The Rutgers PTL union pioneered the organization of adjunct professors, and the time is right for our union to again lead the way in fighting for and winning significant improvements in pay, benefits, and working conditions, as part of a broader movement that advocates for students and the community as well as faculty.
I have taught U.S. and New Jersey labor history in the Labor Studies department for the last seven years, and my book, Condensed Capitalism, examines how the workers at Camden's Campbell Soup Company built a strong and democratic union. Before working in the academic world, I held a number of jobs in different industries, organizing a union in one and acting as union shop representative in another. My research and experience has taught me that when unions involve their members in active and democratic locals and advance a broad and forceful program, they can build stronger organizations and win significant victories.
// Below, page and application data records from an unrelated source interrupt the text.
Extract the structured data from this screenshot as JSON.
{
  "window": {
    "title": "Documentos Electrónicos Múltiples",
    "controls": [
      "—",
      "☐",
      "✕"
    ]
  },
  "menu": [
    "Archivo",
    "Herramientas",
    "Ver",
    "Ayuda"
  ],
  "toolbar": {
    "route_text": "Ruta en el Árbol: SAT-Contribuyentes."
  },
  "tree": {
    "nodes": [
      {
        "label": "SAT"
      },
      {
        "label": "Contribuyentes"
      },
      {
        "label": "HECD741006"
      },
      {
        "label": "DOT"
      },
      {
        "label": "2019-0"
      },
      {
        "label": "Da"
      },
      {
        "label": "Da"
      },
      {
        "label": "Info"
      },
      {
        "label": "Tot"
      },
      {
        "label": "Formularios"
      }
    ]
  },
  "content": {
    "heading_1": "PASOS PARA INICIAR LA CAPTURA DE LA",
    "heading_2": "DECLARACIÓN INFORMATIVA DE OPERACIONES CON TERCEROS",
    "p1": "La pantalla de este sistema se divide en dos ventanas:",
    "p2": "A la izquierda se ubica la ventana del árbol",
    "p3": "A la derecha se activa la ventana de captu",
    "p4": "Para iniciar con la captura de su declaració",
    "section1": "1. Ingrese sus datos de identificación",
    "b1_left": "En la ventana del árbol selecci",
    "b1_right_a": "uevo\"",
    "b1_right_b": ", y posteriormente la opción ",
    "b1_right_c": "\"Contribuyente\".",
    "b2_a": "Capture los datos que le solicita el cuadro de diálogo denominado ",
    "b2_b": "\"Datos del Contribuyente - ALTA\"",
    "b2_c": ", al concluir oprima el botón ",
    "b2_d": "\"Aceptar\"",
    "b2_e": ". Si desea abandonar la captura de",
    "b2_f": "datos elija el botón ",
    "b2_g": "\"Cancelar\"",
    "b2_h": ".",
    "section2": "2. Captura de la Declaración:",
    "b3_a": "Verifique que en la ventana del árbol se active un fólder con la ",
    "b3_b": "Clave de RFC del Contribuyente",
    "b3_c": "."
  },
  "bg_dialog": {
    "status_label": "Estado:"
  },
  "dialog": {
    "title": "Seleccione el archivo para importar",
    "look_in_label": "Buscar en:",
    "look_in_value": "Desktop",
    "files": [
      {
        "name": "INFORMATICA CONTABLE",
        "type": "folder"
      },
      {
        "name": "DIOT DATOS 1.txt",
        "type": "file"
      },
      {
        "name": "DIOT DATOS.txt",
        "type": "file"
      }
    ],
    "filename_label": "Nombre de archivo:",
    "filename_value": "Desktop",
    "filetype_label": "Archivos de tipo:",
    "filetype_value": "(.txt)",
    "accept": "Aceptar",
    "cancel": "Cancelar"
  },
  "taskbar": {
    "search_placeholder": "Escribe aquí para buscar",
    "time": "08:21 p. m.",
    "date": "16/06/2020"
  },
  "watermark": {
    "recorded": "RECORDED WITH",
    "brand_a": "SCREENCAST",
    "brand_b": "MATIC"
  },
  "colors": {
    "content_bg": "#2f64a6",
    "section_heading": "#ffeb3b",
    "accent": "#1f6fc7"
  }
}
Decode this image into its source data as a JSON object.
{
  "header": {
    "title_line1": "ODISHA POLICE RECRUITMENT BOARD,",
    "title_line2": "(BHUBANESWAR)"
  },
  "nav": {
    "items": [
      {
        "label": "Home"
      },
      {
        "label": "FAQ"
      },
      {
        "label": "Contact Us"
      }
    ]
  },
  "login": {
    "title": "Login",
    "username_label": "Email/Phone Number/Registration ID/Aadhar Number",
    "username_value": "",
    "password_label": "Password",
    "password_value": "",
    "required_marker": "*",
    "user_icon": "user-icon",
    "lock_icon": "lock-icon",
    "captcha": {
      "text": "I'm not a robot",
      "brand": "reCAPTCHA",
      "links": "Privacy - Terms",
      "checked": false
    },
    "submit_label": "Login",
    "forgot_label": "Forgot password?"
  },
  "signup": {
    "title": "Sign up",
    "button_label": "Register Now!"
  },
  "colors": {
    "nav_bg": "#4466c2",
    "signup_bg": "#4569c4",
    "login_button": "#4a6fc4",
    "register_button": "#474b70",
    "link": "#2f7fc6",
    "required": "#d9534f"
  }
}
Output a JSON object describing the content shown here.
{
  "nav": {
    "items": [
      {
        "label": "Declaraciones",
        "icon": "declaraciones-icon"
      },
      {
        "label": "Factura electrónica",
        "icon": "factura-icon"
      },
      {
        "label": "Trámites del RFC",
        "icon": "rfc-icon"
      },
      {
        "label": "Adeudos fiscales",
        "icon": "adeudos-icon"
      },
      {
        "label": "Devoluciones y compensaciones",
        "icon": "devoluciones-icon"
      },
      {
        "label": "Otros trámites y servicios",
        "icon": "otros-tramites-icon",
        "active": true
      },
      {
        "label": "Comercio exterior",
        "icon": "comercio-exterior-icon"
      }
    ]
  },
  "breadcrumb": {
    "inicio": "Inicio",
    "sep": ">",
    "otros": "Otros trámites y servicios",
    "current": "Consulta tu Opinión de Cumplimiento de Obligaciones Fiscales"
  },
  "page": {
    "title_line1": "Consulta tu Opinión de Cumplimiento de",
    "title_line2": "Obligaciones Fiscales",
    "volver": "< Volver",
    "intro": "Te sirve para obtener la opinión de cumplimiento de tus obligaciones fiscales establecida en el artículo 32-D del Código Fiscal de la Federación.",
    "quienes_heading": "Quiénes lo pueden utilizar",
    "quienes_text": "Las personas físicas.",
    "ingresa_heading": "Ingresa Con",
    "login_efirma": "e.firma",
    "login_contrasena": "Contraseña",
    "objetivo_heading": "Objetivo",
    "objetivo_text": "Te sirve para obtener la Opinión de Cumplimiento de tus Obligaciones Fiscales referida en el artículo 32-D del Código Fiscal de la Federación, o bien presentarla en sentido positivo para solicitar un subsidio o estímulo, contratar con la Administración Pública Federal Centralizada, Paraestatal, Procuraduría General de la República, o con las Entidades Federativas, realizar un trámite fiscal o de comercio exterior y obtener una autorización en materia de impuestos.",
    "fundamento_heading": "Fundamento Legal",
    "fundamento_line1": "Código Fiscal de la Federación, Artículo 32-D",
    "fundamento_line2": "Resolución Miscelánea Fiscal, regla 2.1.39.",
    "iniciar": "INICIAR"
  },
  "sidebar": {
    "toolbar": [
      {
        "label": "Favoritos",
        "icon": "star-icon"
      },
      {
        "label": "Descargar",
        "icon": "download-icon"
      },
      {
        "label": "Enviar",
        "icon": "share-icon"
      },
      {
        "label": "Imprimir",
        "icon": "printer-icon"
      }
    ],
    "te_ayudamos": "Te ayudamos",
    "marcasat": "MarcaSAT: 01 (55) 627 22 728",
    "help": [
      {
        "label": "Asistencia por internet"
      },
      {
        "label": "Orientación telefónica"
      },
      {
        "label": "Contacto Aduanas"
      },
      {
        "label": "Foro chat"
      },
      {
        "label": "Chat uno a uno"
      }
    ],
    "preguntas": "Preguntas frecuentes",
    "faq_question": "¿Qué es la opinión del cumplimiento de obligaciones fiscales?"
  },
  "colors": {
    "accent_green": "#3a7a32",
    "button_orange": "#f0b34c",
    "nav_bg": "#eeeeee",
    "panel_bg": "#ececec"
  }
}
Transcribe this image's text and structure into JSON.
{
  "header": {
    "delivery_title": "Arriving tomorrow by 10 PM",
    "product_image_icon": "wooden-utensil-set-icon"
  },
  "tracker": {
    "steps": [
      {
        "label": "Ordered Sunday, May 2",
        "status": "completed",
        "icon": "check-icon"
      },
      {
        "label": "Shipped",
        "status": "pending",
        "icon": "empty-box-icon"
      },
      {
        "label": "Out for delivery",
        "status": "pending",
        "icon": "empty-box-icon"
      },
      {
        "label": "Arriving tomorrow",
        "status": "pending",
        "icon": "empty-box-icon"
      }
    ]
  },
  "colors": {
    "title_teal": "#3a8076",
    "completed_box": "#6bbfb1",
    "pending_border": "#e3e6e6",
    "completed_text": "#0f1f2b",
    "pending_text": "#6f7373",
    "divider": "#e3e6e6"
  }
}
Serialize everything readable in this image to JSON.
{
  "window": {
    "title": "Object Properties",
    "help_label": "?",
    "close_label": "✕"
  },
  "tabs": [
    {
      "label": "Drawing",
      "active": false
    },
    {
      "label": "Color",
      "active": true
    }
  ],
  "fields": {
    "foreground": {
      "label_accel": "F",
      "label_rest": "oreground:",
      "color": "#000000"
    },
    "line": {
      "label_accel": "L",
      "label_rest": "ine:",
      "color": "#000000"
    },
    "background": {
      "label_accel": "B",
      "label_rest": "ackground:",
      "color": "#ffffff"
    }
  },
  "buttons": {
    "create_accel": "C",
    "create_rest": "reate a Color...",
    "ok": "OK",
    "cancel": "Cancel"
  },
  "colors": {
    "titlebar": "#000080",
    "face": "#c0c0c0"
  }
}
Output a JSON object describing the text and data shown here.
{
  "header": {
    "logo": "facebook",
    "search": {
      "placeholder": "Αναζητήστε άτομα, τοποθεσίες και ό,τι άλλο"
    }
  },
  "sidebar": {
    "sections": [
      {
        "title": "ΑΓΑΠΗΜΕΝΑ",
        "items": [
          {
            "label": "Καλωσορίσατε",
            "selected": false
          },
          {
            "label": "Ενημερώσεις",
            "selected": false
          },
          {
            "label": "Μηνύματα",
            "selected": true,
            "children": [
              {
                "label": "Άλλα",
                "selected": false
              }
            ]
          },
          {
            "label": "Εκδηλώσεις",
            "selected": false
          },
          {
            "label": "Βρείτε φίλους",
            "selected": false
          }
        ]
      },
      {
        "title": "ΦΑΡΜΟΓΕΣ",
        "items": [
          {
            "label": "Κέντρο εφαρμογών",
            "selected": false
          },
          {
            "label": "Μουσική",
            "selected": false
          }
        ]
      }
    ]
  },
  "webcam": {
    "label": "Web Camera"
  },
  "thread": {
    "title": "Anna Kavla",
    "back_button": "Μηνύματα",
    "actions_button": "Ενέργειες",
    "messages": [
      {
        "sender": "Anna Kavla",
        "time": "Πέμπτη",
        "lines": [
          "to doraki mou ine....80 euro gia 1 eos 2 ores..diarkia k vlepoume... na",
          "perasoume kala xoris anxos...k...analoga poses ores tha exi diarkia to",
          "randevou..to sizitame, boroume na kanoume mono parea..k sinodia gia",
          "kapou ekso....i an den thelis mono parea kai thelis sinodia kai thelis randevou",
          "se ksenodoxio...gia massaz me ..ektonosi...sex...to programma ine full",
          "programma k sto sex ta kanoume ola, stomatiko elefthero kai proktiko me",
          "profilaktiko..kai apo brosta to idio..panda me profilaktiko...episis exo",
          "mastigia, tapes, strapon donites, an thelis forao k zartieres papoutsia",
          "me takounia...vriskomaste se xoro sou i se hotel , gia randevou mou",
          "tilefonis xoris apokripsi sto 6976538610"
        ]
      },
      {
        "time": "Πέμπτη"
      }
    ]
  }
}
To do my part to strengthen our union, I decided to run for the Executive Board last year. The past year on the board has been a rewarding and challenging experience. Our union made strong arguments for why we deserve transformative changes in our contract. To win such demands, however, we need a strategy to win, one that mobilizes our members, recognizes the power that comes from our essential position in the university, and unites in solidarity with the full-time union. But to get to that point, members need to feel a sense of ownership in their union and become more actively involved on a regular basis. As a member of the Executive Board, I have worked towards those goals, and I am heartened by the new movement among rank-and-file PTLs to build a fighting union. The next two years will be critical to transforming our union in preparation for the next contract battle. I will work vigorously to achieve that transformation.